To be your best self, be resilient.
While watching this year’s annual patriotic pops concert, “A Capitol Fourth,” on PBS, I was touched to see Vanessa Williams, the co-host, in great voice and gorgeous at 57.
Resilience has brought her a long way since 1983. That’s when she surrendered her crown as Miss America because of unauthorized nude photos that had been taken of her with another woman when she was working as a photographer’s assistant. News had leaked out that they were going to be published in Penthouse.
Alas, I snickered along with the rest of America when talk show host David Letterman observed that due to the nature of the photos, she at least should have retained the title of Miss Congeniality. But Williams has had the last laugh.
With a great career in music, television and theater, she’s overcome what she has called the worst thing that ever happened to her, noting, “Success is the best revenge.”
As proof that what doesn’t kill you makes you stronger, consider Malala Yousafazi, a passionate 23-year-old Pakistani advocate for the education of women and children.
In 2012, she survived a bullet to the head from a Taliban gunman because of her activism, just after taking an exam. In 2013, she co-authored, “I Am Malala,” an international bestseller. And in 2014 she became the youngest winner of the Nobel Peace Prize (as co-recipient) at the age of 17.
I thought of these women’s remarkable resilience recently when reading Harvard Business Review’s 2010 book, “On Managing Yourself.” It quoted Dean Becker, CEO of Adaptiv Learning Systems, on the subject: “More than education, more than experience, more than training, a person’s level of resilience will determine who succeeds and who fails. That’s true in the cancer ward, it’s true in the Olympics, and it’s true in the boardroom.”

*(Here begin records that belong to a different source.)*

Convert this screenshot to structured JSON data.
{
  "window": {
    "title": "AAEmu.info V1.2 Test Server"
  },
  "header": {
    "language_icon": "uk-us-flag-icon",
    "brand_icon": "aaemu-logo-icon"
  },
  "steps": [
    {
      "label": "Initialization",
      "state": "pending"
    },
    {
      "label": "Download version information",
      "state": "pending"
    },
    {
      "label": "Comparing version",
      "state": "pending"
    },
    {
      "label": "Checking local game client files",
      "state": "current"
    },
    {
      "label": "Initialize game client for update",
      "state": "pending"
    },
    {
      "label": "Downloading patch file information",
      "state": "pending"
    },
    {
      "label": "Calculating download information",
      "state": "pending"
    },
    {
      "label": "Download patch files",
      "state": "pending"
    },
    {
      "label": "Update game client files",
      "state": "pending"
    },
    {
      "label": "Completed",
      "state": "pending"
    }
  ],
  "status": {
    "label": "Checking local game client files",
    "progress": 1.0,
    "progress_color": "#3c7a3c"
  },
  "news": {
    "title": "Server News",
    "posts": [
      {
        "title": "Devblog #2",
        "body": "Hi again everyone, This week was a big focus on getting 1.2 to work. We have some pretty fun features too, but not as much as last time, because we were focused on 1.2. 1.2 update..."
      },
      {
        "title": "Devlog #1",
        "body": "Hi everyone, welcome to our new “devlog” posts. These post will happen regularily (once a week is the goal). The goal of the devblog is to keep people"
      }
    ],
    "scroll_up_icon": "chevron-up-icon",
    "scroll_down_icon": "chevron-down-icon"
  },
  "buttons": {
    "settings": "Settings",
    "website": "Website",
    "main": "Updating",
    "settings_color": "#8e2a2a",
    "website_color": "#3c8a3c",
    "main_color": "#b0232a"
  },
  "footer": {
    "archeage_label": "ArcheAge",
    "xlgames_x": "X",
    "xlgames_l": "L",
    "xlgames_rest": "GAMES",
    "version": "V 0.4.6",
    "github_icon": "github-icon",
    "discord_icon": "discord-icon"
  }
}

Most women don’t have to look far beyond their families to find models of resilience.
I named my daughter after my great-aunt, Kate Hammond, who raised her family through her work as a seamstress with great dignity after her husband succumbed to alcoholism. When creditors appeared at the door, she would tell them regally, “Mr. Hammond is at the office.” (The office was a bar or a riverboat betting parlor).
As the de facto single mother of twin girls and their two older brothers, Aunt Kate had her hands so full that she developed her own logistics, joking, “I do fine until somebody helps me.”
I named my daughter after her — just Kate, not Katherine — because of the potent strength that one syllable symbolizes for me. (She has lived up to it.)
Fortunately, my setbacks have been garden-variety — first a sudden divorce, then a bout with an aggressive cancer caught early while I was in seemingly abundant health with no family history or risk factors. (Ladies, get your mams grammed.)
In both cases, I took comfort from the words of writer Lorraine Hansberry: “There is always something left to love.”
I still loved my lifelong work with words. And although I had generous supervisors who told me to take all the time off I needed, I soon learned that what I most craved was time on, so that I could feel like me.
Another model of resilience for me is the late Judy Essman, of Dubuque, who owned a children’s bookstore, Small World Books.
In a moving letter telling regular customers of the store’s closing, she wrote, “When you see me in the store or in the community, don’t be afraid. Having cancer is not the end of the world. In fact, it can bring about changes that enhance our lives. Please let your children know that it is fine to ask me how I am feeling. Their direct questions and honest statements are breaths of fresh air.”
Lovely Judy took strenuous hikes until almost the end, explaining that she would rather die on a trail than miss seeing the top of a mountain. She was the epitome of resilience.
Rebecca Christian is a freelance writer from Ames, Iowa.